▸ Exercise directions
Copy out all lines of the material below in which "change" occurs.

+++ Record extracts

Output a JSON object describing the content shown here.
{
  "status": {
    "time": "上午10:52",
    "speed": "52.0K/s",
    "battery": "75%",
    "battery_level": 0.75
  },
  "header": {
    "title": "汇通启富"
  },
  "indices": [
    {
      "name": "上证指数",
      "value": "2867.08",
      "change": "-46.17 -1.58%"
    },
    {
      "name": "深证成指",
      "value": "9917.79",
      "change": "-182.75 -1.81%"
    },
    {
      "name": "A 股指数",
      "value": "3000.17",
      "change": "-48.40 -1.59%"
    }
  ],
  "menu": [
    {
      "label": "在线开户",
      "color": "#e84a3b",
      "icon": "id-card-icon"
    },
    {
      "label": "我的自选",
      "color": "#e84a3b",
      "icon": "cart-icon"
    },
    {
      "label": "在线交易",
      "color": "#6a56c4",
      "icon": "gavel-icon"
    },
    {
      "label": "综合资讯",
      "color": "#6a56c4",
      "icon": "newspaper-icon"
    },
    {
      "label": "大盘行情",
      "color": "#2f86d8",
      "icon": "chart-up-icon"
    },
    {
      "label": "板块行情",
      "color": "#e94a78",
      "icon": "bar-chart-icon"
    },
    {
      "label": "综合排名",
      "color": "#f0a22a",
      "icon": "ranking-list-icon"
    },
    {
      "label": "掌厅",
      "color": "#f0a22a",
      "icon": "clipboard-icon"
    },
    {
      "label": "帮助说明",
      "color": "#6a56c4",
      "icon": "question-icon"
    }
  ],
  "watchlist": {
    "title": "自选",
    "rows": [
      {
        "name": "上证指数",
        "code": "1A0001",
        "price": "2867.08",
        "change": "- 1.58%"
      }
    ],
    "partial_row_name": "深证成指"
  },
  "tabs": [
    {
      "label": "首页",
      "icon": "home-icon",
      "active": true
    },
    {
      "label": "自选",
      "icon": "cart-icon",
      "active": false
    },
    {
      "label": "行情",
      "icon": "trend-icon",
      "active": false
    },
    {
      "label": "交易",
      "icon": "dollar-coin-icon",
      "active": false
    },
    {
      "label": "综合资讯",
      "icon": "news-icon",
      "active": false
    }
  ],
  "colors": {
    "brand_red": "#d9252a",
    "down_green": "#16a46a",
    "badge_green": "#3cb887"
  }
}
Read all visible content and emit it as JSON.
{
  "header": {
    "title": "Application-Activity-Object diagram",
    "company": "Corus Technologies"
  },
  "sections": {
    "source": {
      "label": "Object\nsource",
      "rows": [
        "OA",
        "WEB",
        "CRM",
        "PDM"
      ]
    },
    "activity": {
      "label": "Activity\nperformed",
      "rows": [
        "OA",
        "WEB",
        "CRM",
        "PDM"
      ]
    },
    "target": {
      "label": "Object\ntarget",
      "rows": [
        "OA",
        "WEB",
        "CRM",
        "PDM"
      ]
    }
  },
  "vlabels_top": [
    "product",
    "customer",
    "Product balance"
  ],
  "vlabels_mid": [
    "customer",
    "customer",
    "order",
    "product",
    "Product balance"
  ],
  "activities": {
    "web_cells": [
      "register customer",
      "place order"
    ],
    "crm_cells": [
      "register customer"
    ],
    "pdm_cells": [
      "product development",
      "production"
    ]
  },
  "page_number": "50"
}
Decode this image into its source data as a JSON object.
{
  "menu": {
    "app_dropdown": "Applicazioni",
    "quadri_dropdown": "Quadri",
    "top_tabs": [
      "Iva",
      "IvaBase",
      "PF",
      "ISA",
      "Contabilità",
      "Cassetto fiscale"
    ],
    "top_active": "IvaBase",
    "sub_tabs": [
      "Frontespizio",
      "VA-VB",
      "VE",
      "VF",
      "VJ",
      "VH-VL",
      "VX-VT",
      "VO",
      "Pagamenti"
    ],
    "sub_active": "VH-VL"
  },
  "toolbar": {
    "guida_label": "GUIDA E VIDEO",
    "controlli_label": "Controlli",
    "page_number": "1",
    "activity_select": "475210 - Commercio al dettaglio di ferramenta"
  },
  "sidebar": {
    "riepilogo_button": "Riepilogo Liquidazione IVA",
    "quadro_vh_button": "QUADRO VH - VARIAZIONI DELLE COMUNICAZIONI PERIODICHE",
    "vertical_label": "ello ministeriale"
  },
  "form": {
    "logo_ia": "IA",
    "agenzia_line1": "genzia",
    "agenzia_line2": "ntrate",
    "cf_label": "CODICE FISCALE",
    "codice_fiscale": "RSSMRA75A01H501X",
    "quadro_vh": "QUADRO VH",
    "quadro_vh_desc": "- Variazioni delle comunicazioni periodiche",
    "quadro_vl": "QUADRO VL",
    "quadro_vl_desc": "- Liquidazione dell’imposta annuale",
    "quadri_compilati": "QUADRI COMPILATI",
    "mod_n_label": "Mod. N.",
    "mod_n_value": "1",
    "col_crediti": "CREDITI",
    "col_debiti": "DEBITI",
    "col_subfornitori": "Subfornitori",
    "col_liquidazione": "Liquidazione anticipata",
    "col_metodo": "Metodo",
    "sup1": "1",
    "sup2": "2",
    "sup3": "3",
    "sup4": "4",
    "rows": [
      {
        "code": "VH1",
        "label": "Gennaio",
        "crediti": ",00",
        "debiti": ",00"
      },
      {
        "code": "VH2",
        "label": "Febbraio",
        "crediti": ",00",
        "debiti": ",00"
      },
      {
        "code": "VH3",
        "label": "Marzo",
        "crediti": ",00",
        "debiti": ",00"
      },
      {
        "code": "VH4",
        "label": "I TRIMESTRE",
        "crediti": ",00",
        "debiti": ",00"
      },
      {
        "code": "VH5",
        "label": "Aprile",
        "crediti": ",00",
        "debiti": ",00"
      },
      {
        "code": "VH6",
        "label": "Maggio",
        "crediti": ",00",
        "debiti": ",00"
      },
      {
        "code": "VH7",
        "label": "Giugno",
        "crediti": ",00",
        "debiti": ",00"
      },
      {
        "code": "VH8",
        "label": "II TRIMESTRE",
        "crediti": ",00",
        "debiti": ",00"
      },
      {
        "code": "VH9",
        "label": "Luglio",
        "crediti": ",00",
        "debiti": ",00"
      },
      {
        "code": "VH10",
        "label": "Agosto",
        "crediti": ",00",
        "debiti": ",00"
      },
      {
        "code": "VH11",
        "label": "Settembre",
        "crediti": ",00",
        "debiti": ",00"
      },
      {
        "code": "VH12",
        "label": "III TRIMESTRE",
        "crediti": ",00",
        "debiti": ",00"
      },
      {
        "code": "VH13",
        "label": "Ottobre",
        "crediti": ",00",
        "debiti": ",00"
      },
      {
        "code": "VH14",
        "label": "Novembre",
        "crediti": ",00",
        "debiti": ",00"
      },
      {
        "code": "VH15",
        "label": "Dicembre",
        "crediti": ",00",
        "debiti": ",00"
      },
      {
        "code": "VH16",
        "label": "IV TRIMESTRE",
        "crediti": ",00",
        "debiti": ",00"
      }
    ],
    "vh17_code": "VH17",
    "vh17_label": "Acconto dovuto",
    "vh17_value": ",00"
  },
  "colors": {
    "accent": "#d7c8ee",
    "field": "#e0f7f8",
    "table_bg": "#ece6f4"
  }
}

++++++

▸ Exercise output
      "change": "-46.17 -1.58%"
      "change": "-182.75 -1.81%"
      "change": "-48.40 -1.59%"
        "change": "- 1.58%"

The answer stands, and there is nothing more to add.